“I fully and freely forgive XXXXXXX ( XX mentioning the name of the offender XX). I lose him and let him go. I completely forgive the whole business in question. As far as I'm concerned, it is finished forever. I cast the burden of my resentment upon the Christ within me. He is free now, and I am free, too. I wish him well in every phase of his life. The incident is finished. The Christ truth has set us both free. I thank God. -- Then get up and go about your business and on no account repeat this act of forgiveness. Because you have done it once and for all, and to do it a second time would be to repudiate your own work (and God’s work). Afterward, when the memory of the offender on the offense happens to come into your mind, bless the delinquent briefly and dismiss the thought.”
Whatever approach works, work it! Our sobriety depends on it!
What will we let go of today?
On this day, we will pray for our friends and past advisories to be blessed to the measure of our heart desires.
Thoughts and ideas for this blog post were taken and built upon from a sober.coffee podcast titled #31 Exploring "Forgiveness" in Sobriety w Karen..” The podcast dropped on 11/03/2021. Click here to hear the podcast.

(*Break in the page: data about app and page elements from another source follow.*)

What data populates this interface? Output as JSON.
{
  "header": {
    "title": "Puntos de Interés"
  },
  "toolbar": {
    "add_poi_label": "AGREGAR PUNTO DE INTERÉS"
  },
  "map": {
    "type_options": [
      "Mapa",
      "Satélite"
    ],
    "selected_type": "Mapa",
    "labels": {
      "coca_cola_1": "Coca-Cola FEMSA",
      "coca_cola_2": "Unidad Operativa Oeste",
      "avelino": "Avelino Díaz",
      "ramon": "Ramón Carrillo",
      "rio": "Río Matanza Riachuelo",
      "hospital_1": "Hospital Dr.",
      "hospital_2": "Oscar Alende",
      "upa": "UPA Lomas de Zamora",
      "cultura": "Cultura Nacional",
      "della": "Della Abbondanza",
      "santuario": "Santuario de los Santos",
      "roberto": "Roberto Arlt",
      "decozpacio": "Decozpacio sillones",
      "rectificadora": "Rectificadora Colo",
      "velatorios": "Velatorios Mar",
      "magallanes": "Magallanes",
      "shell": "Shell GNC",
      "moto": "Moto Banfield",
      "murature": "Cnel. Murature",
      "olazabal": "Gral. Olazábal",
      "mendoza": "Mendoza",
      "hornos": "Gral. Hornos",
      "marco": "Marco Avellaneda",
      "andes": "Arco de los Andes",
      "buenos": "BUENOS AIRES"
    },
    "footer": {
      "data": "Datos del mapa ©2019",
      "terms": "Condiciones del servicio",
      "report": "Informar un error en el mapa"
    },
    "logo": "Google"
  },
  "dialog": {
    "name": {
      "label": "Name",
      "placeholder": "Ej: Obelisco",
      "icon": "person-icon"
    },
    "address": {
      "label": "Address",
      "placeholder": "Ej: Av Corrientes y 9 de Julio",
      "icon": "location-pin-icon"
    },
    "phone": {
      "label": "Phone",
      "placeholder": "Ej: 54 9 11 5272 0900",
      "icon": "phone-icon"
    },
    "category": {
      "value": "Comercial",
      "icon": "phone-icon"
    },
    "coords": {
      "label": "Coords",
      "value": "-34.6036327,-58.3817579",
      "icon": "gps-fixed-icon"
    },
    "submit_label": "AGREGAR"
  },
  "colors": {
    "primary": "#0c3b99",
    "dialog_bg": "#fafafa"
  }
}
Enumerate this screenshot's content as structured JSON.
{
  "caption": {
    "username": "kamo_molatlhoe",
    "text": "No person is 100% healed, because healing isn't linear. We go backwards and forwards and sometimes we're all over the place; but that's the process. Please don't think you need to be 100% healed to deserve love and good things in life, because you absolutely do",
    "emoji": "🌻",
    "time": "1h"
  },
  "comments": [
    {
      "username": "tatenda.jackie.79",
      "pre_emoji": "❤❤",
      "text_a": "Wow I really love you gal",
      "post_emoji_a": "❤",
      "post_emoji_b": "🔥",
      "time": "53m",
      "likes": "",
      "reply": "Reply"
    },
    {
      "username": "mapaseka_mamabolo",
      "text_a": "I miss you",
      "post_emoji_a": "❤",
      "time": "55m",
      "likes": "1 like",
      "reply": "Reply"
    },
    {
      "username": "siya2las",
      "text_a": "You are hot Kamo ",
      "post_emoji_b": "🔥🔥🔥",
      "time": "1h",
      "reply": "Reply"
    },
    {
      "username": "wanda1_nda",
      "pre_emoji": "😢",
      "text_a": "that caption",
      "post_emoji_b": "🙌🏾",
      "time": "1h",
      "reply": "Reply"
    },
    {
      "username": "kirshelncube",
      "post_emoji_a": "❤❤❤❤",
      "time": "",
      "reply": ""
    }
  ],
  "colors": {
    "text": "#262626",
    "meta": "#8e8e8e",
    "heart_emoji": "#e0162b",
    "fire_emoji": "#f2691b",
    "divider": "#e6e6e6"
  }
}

Alcoholics Anonymous and AA are registered trademarks of Alcoholics World Service. Inc. References to AA, the 12 steps, and 12 traditions does not mean that AA has reviewed or approved the contents of this publication nor that AA agrees with the views expressed herein. This publication is intended to support personal growth and should not be considered a substitute for healthcare professionals' advice. The author’s advice and viewpoints are their own.